Sometimes, people use backhanded compliments to express negative feelings. This can make it difficult for sentiment analysis tools to correctly decode what is being said and they can end up categorizing ironic or sarcastic feedback as positive when the sentiment, in reality, is negative.
Lack of context
It’s easy for sentiment tracking tools to analyze subjective texts and accurately determine their polarity because the sentiments being communicated are clear as day. But things get trickier when working with objective texts where the sentiment is not so obvious.
This is because the algorithm may not have enough contextual information to accurately determine whether the polarity of a given text is negative or positive.
Let’s say you get these responses to a survey:
“That’s highly unlikely.”
Out of context, these comments will probably register as negative. But what if this is the question they were responding to?
“Would you consider switching to a different service provider, and why?”
“What would you change about our user experience?”
This context sheds new light on the meaning behind the responses and swings the sentiment analysis results in the positive direction.

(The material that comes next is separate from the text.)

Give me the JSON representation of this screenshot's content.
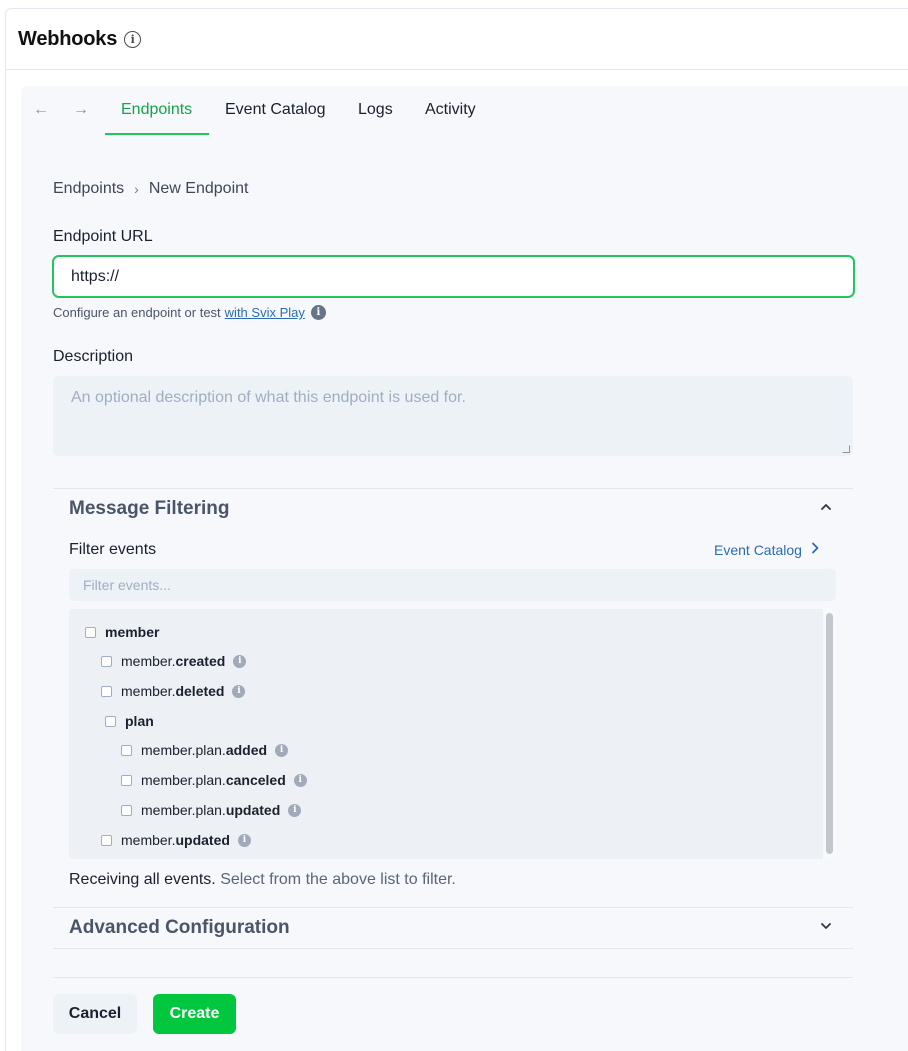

Machine learning models are trained on the information you feed them. If there are inaccuracies, biases, or other irregularities in the training dataset, it can cause the sentiment tracker to mislabel sentiments in a text. This can lead to flawed outcomes.
Build a positive brand reputation with Keyhole
Sentiment analysis is a crucial tool for businesses that want to connect with their customers on a deeper level, scale brand awareness, and maximize the ROI of their marketing efforts.
To get actionable insights and understand how people experience your brand, you must select software that offers advanced machine-learning models with remarkable accuracy.
With Keyhole’s in-depth brand sentiment analysis tool you can monitor your online mentions, measure campaign performance, and benchmark your results against that of your competitors in a matter of minutes.
Ready to start tracking your brand mentions and analyzing the sentiments behind them? Start your free trial with Keyhole today.
Frequently Asked Questions
1. How do you determine brand sentiment?
The best way to ascertain how your brand, products, and services are faring in the court of public opinion is by conducting a sentiment analysis. Based on your findings, you can then use brand sentiment metrics like net promoter score, share of voice, customer satisfaction scores, and purchasing behaviour to form a clear diagnosis of your brand health.
2. What is a good brand sentiment?
A good brand sentiment is a positive brand sentiment. This means that when you measure what people are saying about their experience with your company or products, the positive sentiments or comments outweigh the negative ones.
3. What is a sentiment analysis tool?
A sentiment analysis tool is an AI-powered software that reviews textual data and examines their emotion, tone, and intent to help you deduce what people are thinking and feeling about your products and services.